▶ [Task objective]: For this exercise, please find the lines in the entries that include the word "tagline" and copy them.

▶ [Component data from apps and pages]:
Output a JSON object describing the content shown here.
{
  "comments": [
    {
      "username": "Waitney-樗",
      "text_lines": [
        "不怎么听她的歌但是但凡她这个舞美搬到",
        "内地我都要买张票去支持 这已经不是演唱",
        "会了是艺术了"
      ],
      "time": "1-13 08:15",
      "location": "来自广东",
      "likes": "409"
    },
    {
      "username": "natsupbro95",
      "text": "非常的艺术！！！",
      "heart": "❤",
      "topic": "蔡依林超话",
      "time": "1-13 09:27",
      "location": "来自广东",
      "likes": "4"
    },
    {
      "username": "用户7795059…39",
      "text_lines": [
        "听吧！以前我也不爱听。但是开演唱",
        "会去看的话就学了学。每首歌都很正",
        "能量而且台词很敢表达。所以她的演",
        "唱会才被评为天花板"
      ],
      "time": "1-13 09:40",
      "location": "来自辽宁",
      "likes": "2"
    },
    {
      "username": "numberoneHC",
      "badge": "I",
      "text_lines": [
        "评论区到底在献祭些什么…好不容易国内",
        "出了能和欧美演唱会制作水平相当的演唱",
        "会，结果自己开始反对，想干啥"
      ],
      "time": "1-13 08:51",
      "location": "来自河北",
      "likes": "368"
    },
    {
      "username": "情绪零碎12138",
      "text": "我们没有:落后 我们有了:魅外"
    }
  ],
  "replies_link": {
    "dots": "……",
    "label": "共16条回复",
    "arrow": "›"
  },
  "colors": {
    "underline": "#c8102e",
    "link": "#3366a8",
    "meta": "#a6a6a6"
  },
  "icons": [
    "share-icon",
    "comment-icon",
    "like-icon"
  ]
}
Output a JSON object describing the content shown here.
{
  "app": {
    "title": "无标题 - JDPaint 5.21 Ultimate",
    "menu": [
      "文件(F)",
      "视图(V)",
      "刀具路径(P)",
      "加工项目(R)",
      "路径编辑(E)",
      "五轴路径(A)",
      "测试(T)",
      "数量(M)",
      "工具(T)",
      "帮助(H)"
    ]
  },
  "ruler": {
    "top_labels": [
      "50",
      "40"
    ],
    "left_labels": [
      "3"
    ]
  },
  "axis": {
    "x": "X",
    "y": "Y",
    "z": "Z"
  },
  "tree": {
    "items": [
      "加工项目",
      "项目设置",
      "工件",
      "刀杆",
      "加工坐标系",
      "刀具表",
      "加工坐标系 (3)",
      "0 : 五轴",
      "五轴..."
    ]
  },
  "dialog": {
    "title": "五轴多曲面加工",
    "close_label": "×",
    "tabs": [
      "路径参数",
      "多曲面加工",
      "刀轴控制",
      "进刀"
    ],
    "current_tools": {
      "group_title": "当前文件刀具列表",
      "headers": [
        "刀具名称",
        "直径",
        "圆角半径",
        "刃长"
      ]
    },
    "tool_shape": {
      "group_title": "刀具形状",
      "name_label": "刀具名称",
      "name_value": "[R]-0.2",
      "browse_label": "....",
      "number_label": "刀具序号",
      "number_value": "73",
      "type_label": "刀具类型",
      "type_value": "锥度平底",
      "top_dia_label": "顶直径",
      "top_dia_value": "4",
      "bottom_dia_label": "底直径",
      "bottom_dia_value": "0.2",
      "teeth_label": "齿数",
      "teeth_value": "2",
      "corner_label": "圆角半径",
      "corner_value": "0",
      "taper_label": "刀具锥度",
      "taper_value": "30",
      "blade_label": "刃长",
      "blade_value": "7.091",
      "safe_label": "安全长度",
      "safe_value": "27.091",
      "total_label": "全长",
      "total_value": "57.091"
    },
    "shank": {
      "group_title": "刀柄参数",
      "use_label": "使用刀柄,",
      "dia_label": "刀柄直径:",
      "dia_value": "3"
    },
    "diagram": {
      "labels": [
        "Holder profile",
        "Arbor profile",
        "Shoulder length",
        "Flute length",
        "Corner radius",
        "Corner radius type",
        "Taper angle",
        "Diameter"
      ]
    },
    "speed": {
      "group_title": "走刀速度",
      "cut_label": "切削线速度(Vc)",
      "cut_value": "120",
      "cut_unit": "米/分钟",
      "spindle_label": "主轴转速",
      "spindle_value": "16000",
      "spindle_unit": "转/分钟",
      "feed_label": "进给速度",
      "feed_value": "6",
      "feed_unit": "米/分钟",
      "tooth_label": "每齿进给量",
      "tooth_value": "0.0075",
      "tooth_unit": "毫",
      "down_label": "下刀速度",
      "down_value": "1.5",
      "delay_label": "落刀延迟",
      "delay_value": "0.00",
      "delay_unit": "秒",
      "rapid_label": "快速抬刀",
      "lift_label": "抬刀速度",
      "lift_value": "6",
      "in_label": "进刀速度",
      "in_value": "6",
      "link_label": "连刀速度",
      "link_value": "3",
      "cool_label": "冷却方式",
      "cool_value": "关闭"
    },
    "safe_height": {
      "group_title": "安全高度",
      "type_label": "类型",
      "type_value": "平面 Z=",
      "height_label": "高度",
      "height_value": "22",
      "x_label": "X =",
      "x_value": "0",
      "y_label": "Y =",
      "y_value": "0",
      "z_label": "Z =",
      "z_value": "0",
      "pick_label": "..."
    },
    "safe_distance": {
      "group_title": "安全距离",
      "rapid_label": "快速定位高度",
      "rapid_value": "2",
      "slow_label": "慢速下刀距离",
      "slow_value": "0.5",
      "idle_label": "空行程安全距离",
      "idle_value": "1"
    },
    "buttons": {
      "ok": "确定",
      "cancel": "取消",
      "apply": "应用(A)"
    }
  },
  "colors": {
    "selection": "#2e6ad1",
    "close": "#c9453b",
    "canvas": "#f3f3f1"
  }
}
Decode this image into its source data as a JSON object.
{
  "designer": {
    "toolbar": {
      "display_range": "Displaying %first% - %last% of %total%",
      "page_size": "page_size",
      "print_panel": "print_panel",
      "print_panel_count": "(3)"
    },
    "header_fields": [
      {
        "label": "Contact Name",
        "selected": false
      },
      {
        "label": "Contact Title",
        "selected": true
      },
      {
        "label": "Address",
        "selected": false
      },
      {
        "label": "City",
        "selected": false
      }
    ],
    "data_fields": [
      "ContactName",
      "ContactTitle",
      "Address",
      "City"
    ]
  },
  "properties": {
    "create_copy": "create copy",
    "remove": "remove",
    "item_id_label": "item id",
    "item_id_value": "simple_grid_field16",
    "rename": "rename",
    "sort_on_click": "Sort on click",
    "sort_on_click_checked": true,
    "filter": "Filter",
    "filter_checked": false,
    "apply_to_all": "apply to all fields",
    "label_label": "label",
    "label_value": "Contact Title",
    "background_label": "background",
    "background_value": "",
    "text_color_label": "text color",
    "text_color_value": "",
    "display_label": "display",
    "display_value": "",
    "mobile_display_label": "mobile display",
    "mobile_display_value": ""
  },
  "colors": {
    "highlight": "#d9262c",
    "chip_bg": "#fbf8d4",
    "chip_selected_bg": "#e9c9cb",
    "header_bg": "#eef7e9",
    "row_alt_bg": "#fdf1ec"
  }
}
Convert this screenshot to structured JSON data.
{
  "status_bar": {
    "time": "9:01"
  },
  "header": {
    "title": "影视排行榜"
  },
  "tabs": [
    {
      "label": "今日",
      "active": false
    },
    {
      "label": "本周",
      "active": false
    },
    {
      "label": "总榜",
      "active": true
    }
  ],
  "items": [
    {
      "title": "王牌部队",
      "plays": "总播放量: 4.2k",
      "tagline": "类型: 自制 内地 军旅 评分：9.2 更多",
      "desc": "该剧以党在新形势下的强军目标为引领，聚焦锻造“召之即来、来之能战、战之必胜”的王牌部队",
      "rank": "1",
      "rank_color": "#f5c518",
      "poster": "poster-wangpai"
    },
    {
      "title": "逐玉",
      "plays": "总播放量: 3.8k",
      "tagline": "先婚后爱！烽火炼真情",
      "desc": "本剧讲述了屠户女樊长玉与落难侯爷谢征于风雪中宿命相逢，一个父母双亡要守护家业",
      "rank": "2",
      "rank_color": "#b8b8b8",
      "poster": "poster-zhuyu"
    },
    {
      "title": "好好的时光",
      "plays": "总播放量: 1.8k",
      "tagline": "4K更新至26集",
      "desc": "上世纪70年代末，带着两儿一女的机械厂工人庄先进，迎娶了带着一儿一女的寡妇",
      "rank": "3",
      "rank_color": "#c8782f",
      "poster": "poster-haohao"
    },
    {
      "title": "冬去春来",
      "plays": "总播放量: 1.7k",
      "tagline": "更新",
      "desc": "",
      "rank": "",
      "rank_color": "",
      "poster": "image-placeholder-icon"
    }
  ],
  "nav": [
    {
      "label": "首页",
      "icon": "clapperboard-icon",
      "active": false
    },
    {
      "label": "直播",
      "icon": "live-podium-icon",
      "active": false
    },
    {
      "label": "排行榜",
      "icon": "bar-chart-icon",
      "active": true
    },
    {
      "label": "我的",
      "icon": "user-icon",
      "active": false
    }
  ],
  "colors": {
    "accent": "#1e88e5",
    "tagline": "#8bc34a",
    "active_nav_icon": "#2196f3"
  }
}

▶ [Solution to this exercise]:
      "tagline": "类型: 自制 内地 军旅 评分：9.2 更多",
      "tagline": "先婚后爱！烽火炼真情",
      "tagline": "4K更新至26集",
      "tagline": "更新",
    "tagline": "#8bc34a",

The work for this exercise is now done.